4. Attach your files as PDFs


If you’re including your resume and cover letter as an attachment, “you should always send it as a PDF,” Huhman says. “It keeps the formatting of your document regardless [of] what type of device the hiring manager is using.”

Spector also agrees that PDFs are preferred over Word documents, which may cause technical errors. You don’t want question marks to pop up throughout your resume because the hiring manager is using a different version of Word!

As with your subject line, be as straightforward as possible with your file names. For example, “MelissaJonesResume.pdf” allows the employer to organize his or her files. “This also makes it easier for hiring managers to print [them] out and share [them] with colleagues,” Huhman says.

5. Have the perfect body


Summer isn’t the only time you want to show off your bod! Keep the body of your email short and sweet. Spector says a sentence or two is just enough. Be sure to reiterate the position you’re interested in and why, which documents you’ve attached and your contact information. You should also mention that you look forward to hearing from the employer, Huhman says. You should express your interest with a short introduction and let your cover letter and resume do the rest of the “talking.”

For example, if you’re a photographer applying for an assistant photographer position at Cosmopolitan magazine, the body of your email should look similar to this:

“Dear Mr. Smith,

My name is Susan Freedman, and I am writing to express my interest in the assistant photographer position listed on Ed2010. I have been reading Cosmopolitan since I was a teenager and I would love the opportunity to work for the magazine.

I have attached a copy of my cover letter and resume, which demonstrate my creativity and organization, as well as my ability to handle the pressure of deadlines.

I look forward to hearing from you to discuss in more detail how my background can contribute to the Cosmopolitan team. I can be reached at (732) 555-1234 or [email protected].

Thank you for your consideration, and I look forward to hearing from you.

Sincerely,

Susan Freedman”

6. Proofread for errors
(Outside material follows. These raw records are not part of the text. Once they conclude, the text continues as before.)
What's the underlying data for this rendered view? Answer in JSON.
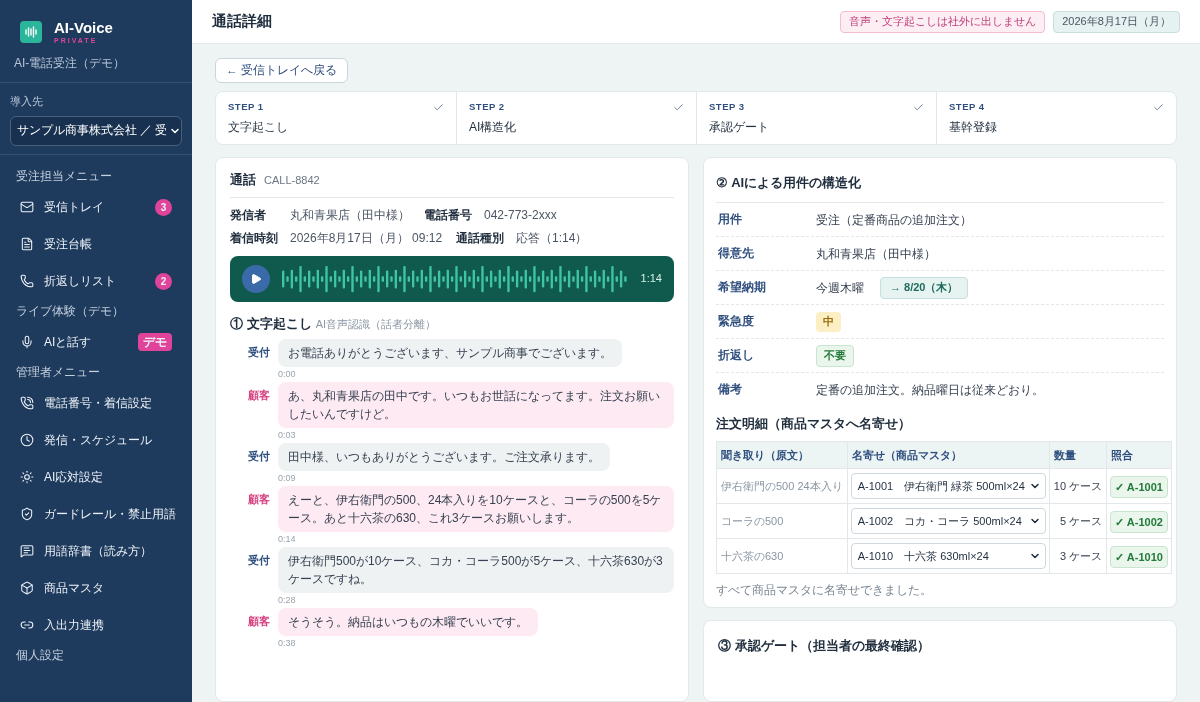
{
  "sidebar": {
    "brand": "AI-Voice",
    "brand_sub": "PRIVATE",
    "subtitle": "AI-電話受注（デモ）",
    "tenant_label": "導入先",
    "tenant_value": "サンプル商事株式会社 ／ 受",
    "sections": [
      {
        "title": "受注担当メニュー",
        "items": [
          {
            "kind": "count",
            "label": "受信トレイ",
            "badge": "3"
          },
          {
            "kind": "plain",
            "label": "受注台帳"
          },
          {
            "kind": "count",
            "label": "折返しリスト",
            "badge": "2"
          }
        ]
      },
      {
        "title": "ライブ体験（デモ）",
        "items": [
          {
            "kind": "tag",
            "label": "AIと話す",
            "badge": "デモ"
          }
        ]
      },
      {
        "title": "管理者メニュー",
        "items": [
          {
            "kind": "plain",
            "label": "電話番号・着信設定"
          },
          {
            "kind": "plain",
            "label": "発信・スケジュール"
          },
          {
            "kind": "plain",
            "label": "AI応対設定"
          },
          {
            "kind": "plain",
            "label": "ガードレール・禁止用語"
          },
          {
            "kind": "plain",
            "label": "用語辞書（読み方）"
          },
          {
            "kind": "plain",
            "label": "商品マスタ"
          },
          {
            "kind": "plain",
            "label": "入出力連携"
          }
        ]
      },
      {
        "title": "個人設定"
      }
    ]
  },
  "header": {
    "title": "通話詳細",
    "notice": "音声・文字起こしは社外に出しません",
    "date": "2026年8月17日（月）"
  },
  "back_button": "← 受信トレイへ戻る",
  "steps": [
    {
      "step": "STEP 1",
      "label": "文字起こし",
      "done": true
    },
    {
      "step": "STEP 2",
      "label": "AI構造化",
      "done": true
    },
    {
      "step": "STEP 3",
      "label": "承認ゲート",
      "done": true
    },
    {
      "step": "STEP 4",
      "label": "基幹登録",
      "done": true
    }
  ],
  "call": {
    "title": "通話",
    "id": "CALL-8842",
    "info": [
      [
        {
          "label": "発信者",
          "value": "丸和青果店（田中様）"
        },
        {
          "label": "電話番号",
          "value": "042-773-2xxx"
        }
      ],
      [
        {
          "label": "着信時刻",
          "value": "2026年8月17日（月） 09:12"
        },
        {
          "label": "通話種別",
          "value": "応答（1:14）"
        }
      ]
    ],
    "audio_duration": "1:14",
    "transcript_title": "① 文字起こし",
    "transcript_sub": "AI音声認識（話者分離）",
    "messages": [
      {
        "kind": "staff",
        "speaker": "受付",
        "text": "お電話ありがとうございます、サンプル商事でございます。",
        "time": "0:00"
      },
      {
        "kind": "customer",
        "speaker": "顧客",
        "text": "あ、丸和青果店の田中です。いつもお世話になってます。注文お願いしたいんですけど。",
        "time": "0:03"
      },
      {
        "kind": "staff",
        "speaker": "受付",
        "text": "田中様、いつもありがとうございます。ご注文承ります。",
        "time": "0:09"
      },
      {
        "kind": "customer",
        "speaker": "顧客",
        "text": "えーと、伊右衛門の500、24本入りを10ケースと、コーラの500を5ケース。あと十六茶の630、これ3ケースお願いします。",
        "time": "0:14"
      },
      {
        "kind": "staff",
        "speaker": "受付",
        "text": "伊右衛門500が10ケース、コカ・コーラ500が5ケース、十六茶630が3ケースですね。",
        "time": "0:28"
      },
      {
        "kind": "customer",
        "speaker": "顧客",
        "text": "そうそう。納品はいつもの木曜でいいです。",
        "time": "0:38"
      }
    ]
  },
  "structure": {
    "title": "② AIによる用件の構造化",
    "fields": [
      {
        "kind": "text",
        "label": "用件",
        "value": "受注（定番商品の追加注文）"
      },
      {
        "kind": "text",
        "label": "得意先",
        "value": "丸和青果店（田中様）"
      },
      {
        "kind": "date",
        "label": "希望納期",
        "value": "今週木曜",
        "chip": "→ 8/20（木）"
      },
      {
        "kind": "urgency",
        "label": "緊急度",
        "chip": "中"
      },
      {
        "kind": "status",
        "label": "折返し",
        "chip": "不要"
      },
      {
        "kind": "text",
        "label": "備考",
        "value": "定番の追加注文。納品曜日は従来どおり。"
      }
    ],
    "order_title": "注文明細（商品マスタへ名寄せ）",
    "columns": [
      "聞き取り（原文）",
      "名寄せ（商品マスタ）",
      "数量",
      "照合"
    ],
    "rows": [
      {
        "heard": "伊右衛門の500 24本入り",
        "match": "A-1001　伊右衛門 緑茶 500ml×24",
        "qty": "10 ケース",
        "check": "✓ A-1001"
      },
      {
        "heard": "コーラの500",
        "match": "A-1002　コカ・コーラ 500ml×24",
        "qty": "5 ケース",
        "check": "✓ A-1002"
      },
      {
        "heard": "十六茶の630",
        "match": "A-1010　十六茶 630ml×24",
        "qty": "3 ケース",
        "check": "✓ A-1010"
      }
    ],
    "note": "すべて商品マスタに名寄せできました。"
  },
  "approval": {
    "title": "③ 承認ゲート（担当者の最終確認）"
  }
}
If you’ve read over your email a million times and it seems perfect, check it again! You don’t want to click send and realize afterwards that your computer autocorrected “its” to “it’s.” If you want to make sure your email, cover letter and resume are perfect, try printing out a hard copy of each and reading them out loud. This will help you catch errors you might have missed when reading them. If you can, be sure to ask a career counselor at your school to proofread your email and documents as well. A new set of eyes is often extremely helpful!

7. Correct your mistakes


It can be devastating to find a major error in your email after it has been sent (which is why you should proofread, as advised above!). But we are only human, and if you happened to misspell the company name or you included the wrong position title, your best shot is to resend the application.

“If it’s a minor error, such as a misplaced comma or misspelled word, then it’s probably not worth it to resend your resume or cover letter,” Huhman says. “However, if it’s a glaring mistake or a major typo, then it’s a good idea to resend your application.”

With the second email, briefly tell the hiring manager that you’ve updated your information.

8. Be aware of work hours


In college, it’s totally normal to stay up all night cramming for an exam or sending a research paper to your professor at 3 a.m. However, when emailing a job or internship application, it’s best to send it during work hours. Most professionals are out of reach after business hours or on the weekends, so you should try to send your applications between 9 a.m. and 5 p.m. Monday through Friday—but earlier in the week, if you can! “I always think that emails received at the end of a week—Friday afternoon—somehow get lost in my inbox,” Spector says.

 

As graduation day approaches, the time to start the dreaded job search is getting closer and closer. By remembering to be concise, keep a formal tone and remove any “fluff” in your emails, employers and hiring managers are sure to notice you—in a good way!